Thus, I create a lot of temp and scratch files. Often it’s just so I don’t have to query a source system, making the temp files act as a local cache. Other times it allows me to compare and look at things side by side. The reasons are pretty much endless.
All those temp files can add up and at some
I had experimented with a few different approaches to help me make cleanup easier. Among the things I tried were:
- a single directory for all scratch files (i.e.
cat > $TEMP/new_scratch_file)
- sticking to a specific name (i.e.
outand adding a number suffix)
- prefixing all files with a date-stamp
None of those approaches worked as well as I wanted them to. For example the directory approach was tidy, but it also made me add a lot more characters every time I created a file. Then, when trying to work with the files, I would have to
cd or add the directory path potentially several times to a command. Likewise the specific name quickly became an issue when I wanted to compare a half dozen files and the name lacked any context. Adding more complex names wasn’t going to make cleanup necessarily easier, since there could be legitimate files matching a broad wildcard. The date-stamp idea was interesting, but again the wildcarding to make cleanup easy would have been tedious and error prone. I wanted the cleanup to be as easy as the creation of the files.
Then I stumbled on an approach that let me keep creating temp and scratch files anywhere (including inside a repository), with meaningful names, and the ability to clean up nice and quick.
In a nutshell, I started adding
._s as the suffix or extension to all of my temp and scratch files.
That is a pretty short string that clearly tells me the file is temporary, while allowing me to use a clear and meaningful name for the file such as
The cleanup ends up being a simple
rm *._s or perhaps a
find . -name "*._s" if I littered those little files throughout a directory tree.
Speaking of directories, the suffix also works for those as well, which brings even more flexibility.
A final benefit, due to the simple wildcard, is that you can add that
*._s to your
.gitignore file and avoid committing those files.

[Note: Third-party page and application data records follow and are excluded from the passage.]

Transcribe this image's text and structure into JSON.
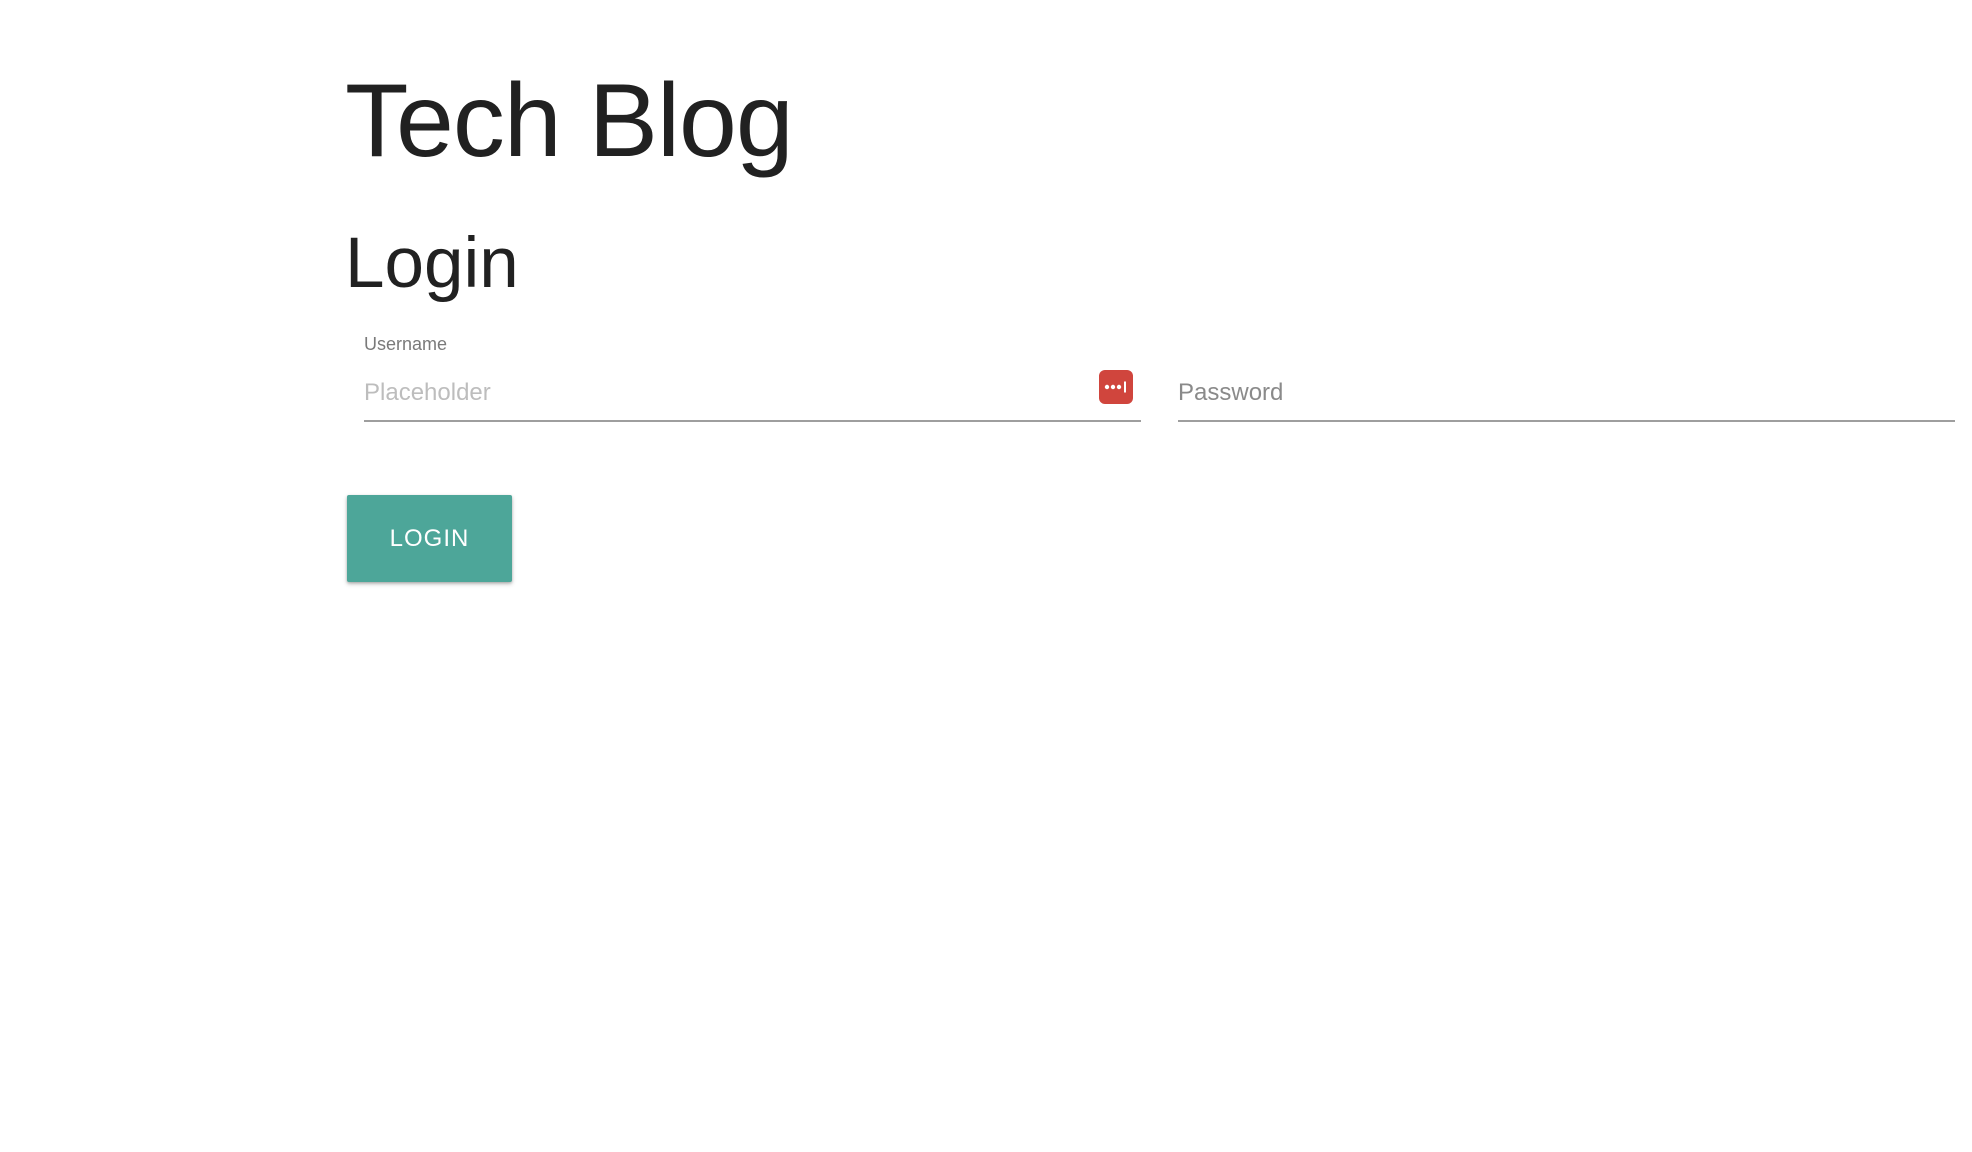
{
  "header": {
    "site_title": "Tech Blog"
  },
  "main": {
    "page_title": "Login",
    "username": {
      "label": "Username",
      "placeholder": "Placeholder",
      "value": ""
    },
    "password": {
      "placeholder": "Password",
      "value": ""
    },
    "login_button_label": "LOGIN"
  },
  "icons": {
    "password_manager": "password-manager-icon"
  },
  "colors": {
    "button": "#4da699",
    "password_manager_icon": "#d0453d",
    "text": "#212121"
  }
}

All in all, I’ve been very happy with that approach. I get to keep placing temporary files as needed anywhere I deem fit and I’ve not committed one of those files to version control since I adopted this approach. It’s the cleanup that is the best part. Nothing else seems to be using
._s as as file extension and I can confidently blow those files away.